[RECORD SET Boundary: Start]

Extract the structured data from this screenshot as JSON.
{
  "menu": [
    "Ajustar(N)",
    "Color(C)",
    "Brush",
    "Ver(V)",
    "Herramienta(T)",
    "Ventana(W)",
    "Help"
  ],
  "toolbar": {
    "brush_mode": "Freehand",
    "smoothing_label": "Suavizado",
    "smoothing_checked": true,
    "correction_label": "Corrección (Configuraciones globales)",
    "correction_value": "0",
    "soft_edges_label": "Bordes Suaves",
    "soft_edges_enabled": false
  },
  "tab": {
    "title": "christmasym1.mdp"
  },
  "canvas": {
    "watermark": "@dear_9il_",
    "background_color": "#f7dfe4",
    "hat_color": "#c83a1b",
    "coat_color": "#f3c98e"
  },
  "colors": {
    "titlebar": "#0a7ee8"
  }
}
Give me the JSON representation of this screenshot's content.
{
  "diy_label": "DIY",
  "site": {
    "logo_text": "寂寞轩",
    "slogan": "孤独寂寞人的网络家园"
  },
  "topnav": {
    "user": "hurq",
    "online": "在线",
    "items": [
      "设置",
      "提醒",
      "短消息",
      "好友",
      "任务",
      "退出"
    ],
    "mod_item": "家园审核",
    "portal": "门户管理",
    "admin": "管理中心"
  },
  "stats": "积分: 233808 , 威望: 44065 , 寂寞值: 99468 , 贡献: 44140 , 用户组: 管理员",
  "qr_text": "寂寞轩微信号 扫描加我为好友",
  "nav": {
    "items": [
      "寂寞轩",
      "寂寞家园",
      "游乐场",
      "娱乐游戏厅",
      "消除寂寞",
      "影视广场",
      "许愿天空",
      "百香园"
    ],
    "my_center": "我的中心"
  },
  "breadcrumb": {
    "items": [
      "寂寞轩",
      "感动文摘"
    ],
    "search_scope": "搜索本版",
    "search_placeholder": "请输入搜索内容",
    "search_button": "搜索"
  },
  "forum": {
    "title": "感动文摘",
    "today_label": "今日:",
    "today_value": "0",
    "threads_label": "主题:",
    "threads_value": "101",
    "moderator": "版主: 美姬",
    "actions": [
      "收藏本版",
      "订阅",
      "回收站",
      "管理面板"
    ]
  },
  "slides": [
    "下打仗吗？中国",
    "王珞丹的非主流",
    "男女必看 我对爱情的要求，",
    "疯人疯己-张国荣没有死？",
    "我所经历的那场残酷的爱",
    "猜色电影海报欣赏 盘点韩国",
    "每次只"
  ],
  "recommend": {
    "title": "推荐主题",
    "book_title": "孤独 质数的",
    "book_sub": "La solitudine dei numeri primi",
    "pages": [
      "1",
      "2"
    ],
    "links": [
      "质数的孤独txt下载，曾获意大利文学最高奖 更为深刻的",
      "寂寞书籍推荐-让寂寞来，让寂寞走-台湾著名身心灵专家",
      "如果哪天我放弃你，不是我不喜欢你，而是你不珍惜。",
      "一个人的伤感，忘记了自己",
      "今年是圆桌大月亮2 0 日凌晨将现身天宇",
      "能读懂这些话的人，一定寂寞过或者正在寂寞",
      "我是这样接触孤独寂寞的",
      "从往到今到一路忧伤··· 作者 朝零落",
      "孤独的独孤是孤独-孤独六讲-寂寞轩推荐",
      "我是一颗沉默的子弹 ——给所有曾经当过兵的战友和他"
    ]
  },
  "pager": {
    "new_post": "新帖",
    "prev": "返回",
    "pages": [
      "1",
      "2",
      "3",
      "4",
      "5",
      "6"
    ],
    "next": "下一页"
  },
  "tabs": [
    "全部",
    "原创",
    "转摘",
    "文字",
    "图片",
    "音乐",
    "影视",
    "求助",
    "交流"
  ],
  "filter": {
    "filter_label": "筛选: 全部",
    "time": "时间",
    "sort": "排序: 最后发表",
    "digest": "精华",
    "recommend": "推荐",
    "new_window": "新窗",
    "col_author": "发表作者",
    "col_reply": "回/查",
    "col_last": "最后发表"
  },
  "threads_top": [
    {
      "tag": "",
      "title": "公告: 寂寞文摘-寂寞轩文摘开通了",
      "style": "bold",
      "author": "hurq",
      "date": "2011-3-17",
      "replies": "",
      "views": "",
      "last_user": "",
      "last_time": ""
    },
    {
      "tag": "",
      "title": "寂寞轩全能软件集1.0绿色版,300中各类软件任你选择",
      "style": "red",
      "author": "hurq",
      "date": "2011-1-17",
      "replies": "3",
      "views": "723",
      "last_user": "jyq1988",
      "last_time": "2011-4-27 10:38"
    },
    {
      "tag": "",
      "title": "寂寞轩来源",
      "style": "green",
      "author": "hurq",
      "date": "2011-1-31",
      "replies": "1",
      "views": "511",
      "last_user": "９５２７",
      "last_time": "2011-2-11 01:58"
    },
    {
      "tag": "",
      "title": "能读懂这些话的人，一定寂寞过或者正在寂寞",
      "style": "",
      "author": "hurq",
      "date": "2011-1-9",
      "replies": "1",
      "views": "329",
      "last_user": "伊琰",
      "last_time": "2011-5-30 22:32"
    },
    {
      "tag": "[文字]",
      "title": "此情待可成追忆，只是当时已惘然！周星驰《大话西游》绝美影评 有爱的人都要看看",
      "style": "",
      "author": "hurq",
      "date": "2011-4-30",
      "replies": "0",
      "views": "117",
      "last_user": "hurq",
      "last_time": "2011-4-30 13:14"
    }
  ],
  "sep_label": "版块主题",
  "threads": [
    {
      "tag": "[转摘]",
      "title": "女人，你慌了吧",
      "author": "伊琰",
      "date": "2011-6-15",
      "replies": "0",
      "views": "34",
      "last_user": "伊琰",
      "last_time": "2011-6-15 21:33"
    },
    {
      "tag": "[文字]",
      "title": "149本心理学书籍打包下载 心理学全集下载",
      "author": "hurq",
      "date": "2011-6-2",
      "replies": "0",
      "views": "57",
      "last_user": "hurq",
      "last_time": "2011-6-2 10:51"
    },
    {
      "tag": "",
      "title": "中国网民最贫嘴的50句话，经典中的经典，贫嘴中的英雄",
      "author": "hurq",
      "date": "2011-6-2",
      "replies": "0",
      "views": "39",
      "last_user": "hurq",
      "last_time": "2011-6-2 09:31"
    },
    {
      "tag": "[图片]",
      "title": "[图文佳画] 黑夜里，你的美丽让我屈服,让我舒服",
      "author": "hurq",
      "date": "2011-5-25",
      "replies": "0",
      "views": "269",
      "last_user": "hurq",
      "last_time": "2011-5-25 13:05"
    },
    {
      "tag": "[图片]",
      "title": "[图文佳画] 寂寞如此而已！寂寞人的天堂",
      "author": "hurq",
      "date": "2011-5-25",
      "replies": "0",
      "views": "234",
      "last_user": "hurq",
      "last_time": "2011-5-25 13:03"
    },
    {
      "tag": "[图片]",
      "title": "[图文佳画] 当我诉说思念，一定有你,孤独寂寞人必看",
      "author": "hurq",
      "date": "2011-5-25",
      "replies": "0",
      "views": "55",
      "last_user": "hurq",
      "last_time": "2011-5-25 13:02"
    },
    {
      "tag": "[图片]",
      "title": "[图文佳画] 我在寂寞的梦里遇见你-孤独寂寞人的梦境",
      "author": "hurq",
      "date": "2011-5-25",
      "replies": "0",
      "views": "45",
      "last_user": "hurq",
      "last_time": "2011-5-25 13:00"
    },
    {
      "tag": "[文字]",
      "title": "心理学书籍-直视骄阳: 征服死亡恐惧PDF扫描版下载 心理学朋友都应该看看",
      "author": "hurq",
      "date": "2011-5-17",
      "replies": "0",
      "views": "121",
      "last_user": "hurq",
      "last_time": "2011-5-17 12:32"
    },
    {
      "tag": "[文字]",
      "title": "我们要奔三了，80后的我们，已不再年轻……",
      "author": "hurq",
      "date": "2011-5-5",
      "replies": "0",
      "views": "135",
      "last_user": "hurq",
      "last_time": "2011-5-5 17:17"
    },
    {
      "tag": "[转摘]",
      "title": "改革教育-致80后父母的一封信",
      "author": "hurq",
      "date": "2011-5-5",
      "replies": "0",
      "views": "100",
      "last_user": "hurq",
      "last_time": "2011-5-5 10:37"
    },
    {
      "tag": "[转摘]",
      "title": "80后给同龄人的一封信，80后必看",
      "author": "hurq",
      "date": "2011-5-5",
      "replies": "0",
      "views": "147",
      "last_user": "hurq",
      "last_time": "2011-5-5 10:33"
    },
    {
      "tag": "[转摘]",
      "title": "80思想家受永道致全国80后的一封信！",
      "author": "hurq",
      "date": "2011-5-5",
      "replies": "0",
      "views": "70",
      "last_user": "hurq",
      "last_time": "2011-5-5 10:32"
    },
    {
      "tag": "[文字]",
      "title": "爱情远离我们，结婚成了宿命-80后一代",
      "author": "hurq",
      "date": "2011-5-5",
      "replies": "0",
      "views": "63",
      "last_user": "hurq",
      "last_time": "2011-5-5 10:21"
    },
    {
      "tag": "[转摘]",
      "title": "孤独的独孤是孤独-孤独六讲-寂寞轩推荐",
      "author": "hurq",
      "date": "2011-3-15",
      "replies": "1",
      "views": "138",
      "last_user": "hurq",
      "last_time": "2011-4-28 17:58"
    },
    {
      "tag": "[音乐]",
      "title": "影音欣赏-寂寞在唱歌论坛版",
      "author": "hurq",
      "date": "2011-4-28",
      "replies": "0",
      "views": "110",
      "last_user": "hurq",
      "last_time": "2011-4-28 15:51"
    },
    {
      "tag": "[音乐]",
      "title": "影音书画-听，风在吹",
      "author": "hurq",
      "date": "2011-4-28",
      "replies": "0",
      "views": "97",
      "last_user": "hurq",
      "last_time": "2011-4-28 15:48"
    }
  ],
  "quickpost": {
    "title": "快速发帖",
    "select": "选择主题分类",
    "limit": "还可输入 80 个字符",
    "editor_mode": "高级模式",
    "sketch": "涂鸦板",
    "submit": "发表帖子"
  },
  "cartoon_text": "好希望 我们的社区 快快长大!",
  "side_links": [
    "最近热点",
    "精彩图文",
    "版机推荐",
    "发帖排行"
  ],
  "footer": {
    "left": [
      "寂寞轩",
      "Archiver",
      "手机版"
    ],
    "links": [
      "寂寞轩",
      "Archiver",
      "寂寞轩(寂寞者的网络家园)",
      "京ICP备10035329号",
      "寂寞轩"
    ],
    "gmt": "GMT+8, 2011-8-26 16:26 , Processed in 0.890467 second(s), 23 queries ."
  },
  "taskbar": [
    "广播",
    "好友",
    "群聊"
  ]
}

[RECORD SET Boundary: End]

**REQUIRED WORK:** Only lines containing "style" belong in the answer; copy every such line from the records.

**EXERCISE RESPONSE:**
      "style": "bold",
      "style": "red",
      "style": "green",
      "style": "",
      "style": "",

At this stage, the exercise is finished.